For example, an MLD could have a clause like investors get 8% return if NIFTY 50 is at or above 13,000 during the time of maturity. If NIFTY 50 is below 13,000, the investor will lose all the interest (in case of principal protected MLDs) or lose all the interest + principal (in case of non-principal protected MLDs)

Are MLDs linked only to the equity market?

MLDs can be linked to any index across any asset class. It could be NIFTY 50 from the equity asset class or T-bill index from the debt asset class. The issuer of the bond chooses the index to link the performance of MLD to.

What are the types of MLDs?

MLDs are of two types: principal protected and non-principal protected.

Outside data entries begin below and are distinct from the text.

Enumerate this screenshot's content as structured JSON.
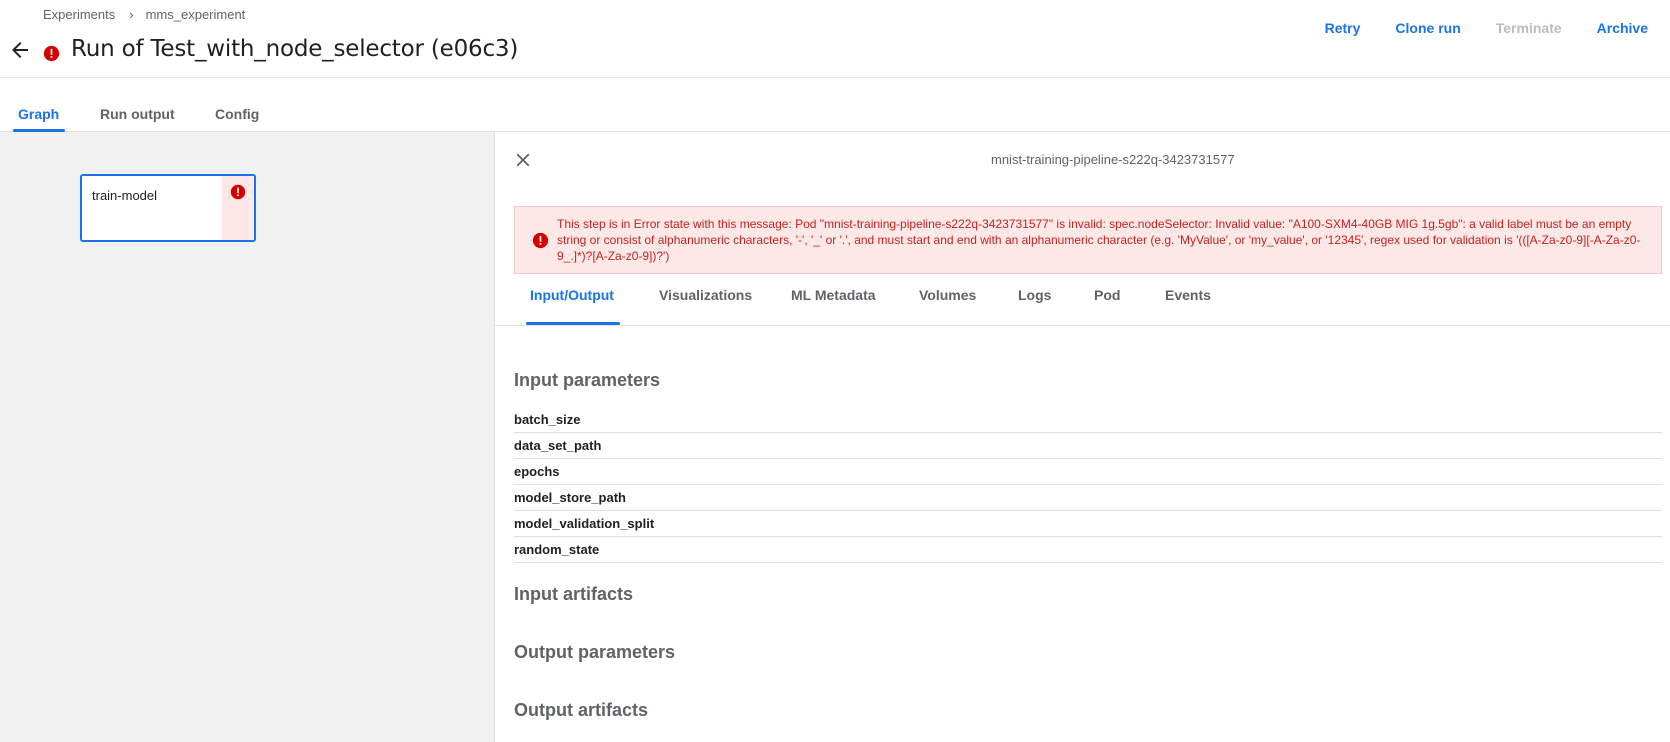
{
  "breadcrumb": {
    "items": [
      "Experiments",
      "mms_experiment"
    ],
    "separator": "›"
  },
  "header": {
    "title": "Run of Test_with_node_selector (e06c3)",
    "actions": {
      "retry": "Retry",
      "clone": "Clone run",
      "terminate": "Terminate",
      "archive": "Archive"
    }
  },
  "tabs": {
    "graph": "Graph",
    "run_output": "Run output",
    "config": "Config",
    "active": "Graph"
  },
  "graph": {
    "node": {
      "label": "train-model",
      "status": "error"
    }
  },
  "panel": {
    "node_id": "mnist-training-pipeline-s222q-3423731577",
    "error_message": "This step is in Error state with this message: Pod \"mnist-training-pipeline-s222q-3423731577\" is invalid: spec.nodeSelector: Invalid value: \"A100-SXM4-40GB MIG 1g.5gb\": a valid label must be an empty string or consist of alphanumeric characters, '-', '_' or '.', and must start and end with an alphanumeric character (e.g. 'MyValue', or 'my_value', or '12345', regex used for validation is '(([A-Za-z0-9][-A-Za-z0-9_.]*)?[A-Za-z0-9])?')",
    "tabs": {
      "input_output": "Input/Output",
      "visualizations": "Visualizations",
      "ml_metadata": "ML Metadata",
      "volumes": "Volumes",
      "logs": "Logs",
      "pod": "Pod",
      "events": "Events",
      "active": "Input/Output"
    },
    "sections": {
      "input_parameters": "Input parameters",
      "input_artifacts": "Input artifacts",
      "output_parameters": "Output parameters",
      "output_artifacts": "Output artifacts"
    },
    "input_params": [
      "batch_size",
      "data_set_path",
      "epochs",
      "model_store_path",
      "model_validation_split",
      "random_state"
    ]
  },
  "colors": {
    "accent": "#1a73e8",
    "error": "#d50000",
    "error_bg": "#fce8e6",
    "disabled": "#bdbdbd"
  }
}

Principal protected MLDs: These MLDs will protect the investor’s investment (principal) even if the external index hasn’t moved favourably for the investor. The maximum loss for the investor is only the interest.

Non-principal protected MLDs: Investing in these MLDs is very risky because the investor may lose all his investment as well as the interest.

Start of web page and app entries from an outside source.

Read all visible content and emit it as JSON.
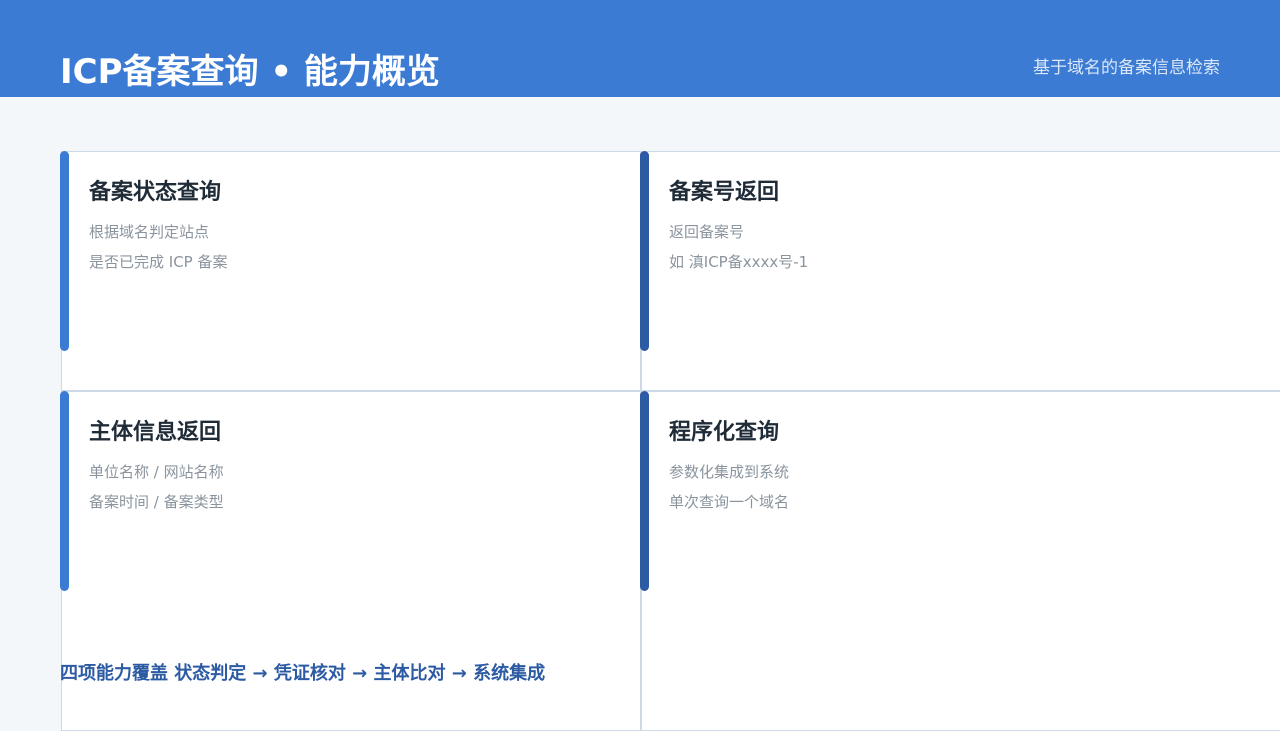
{
  "header": {
    "title": "ICP备案查询 • 能力概览",
    "subtitle": "基于域名的备案信息检索"
  },
  "cards": [
    {
      "title": "备案状态查询",
      "lines": [
        "根据域名判定站点",
        "是否已完成 ICP 备案"
      ]
    },
    {
      "title": "备案号返回",
      "lines": [
        "返回备案号",
        "如 滇ICP备xxxx号-1"
      ]
    },
    {
      "title": "主体信息返回",
      "lines": [
        "单位名称 / 网站名称",
        "备案时间 / 备案类型"
      ]
    },
    {
      "title": "程序化查询",
      "lines": [
        "参数化集成到系统",
        "单次查询一个域名"
      ]
    }
  ],
  "footer": {
    "summary": "四项能力覆盖 状态判定 → 凭证核对 → 主体比对 → 系统集成"
  },
  "colors": {
    "header_bg": "#3b7bd4",
    "accent_light": "#3b7bd4",
    "accent_dark": "#2d5ba3",
    "page_bg": "#f4f7fa"
  }
}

Are MLDs risk free?

MLDs are not risk free. In fact, the performance of the market is an added risk in MLDs when compared to other bonds.

Who should invest in MLDs?

Investors should consider MLDs only if they understand bond risks and the additional risks of market linked performance being a factor. Retail investors with limited knowledge of bonds should stay away from MLDs or seek financial advice before investing.

Market linked debentures taxation

MLDs have a different treatment from normal bonds because the payoff is market-linked.

Taxation on interest payments of MLDs: Taxed as per marginal income tax rate of the investor

Taxation on capital gains of MLDs: Listed and unlisted MLDs have different capital gains tax treatment. Listed MLDs are taxed as per investor’s marginal income tax rate if held for less than 12 months, otherwise a flat 10%. Unlisted MLDs are taxed as per investor’s marginal income tax rate if held for less than 36 months, otherwise a flat 10%.

Why are MLDs taxed at 10%?

MLDs are linked to the market (mostly, an equity index like NIFTY 50 or SENSEX). Because of this factor, MLDs are taxed lower - at 10% for more than 12 months (in case of listed MLDs)

Risks of investing in MLDs

MLDs are subject to the same risks that other bonds are subject to. These are credit default risk, reinvestment risk, interest rate risk and liquidity risk.

In addition to these risks, MLDs are also subject to an external benchmark risk of a specific asset and hence market risk of the asset class.

Advantages of investing in MLDs

The biggest advantage of investing in MLDs is the better tax treatment they enjoy than other types of bonds and debentures.

What are the best market linked debentures in India?

Here is a framework to find the best market linked debentures (MLDs) for you in India. 

First, you should invest in MLDs where the issuer credit rating aligns with your risk profile. If you are a low risk investor, stick to AAA or AA rated MLDs only. Second, the best MLD for you will align with your investment timeframe. MLDs typically don’t have interest payments. Hence, you need not worry about reinvestment risk. But that also means that they are more volatile than normal bonds.

But MLDs have a different risk that other Bonds are not subject to - market risk. You should have confidence that the benchmark will move against you. This may require an additional study of the asset class the benchmark belongs to. Hence, we recommend retail investors to stay away from MLDs and invest in them only under expert guidance.

Still got questions? We’re here to help.

MLDs are generally zero coupon bonds that pay no interest.
Yes, MLDs have a market risk but whether it is high is debatable. Most MLDs have very unlikely clauses under which investor will have a negative payoff (0% return or loss or principal)
MLDs are zero coupon instruments where the final payoff is linked to an external benchmark or price of a security. NCDs, on the other hand, are instruments that pay regular interest and are not linked to an external benchmark or security price.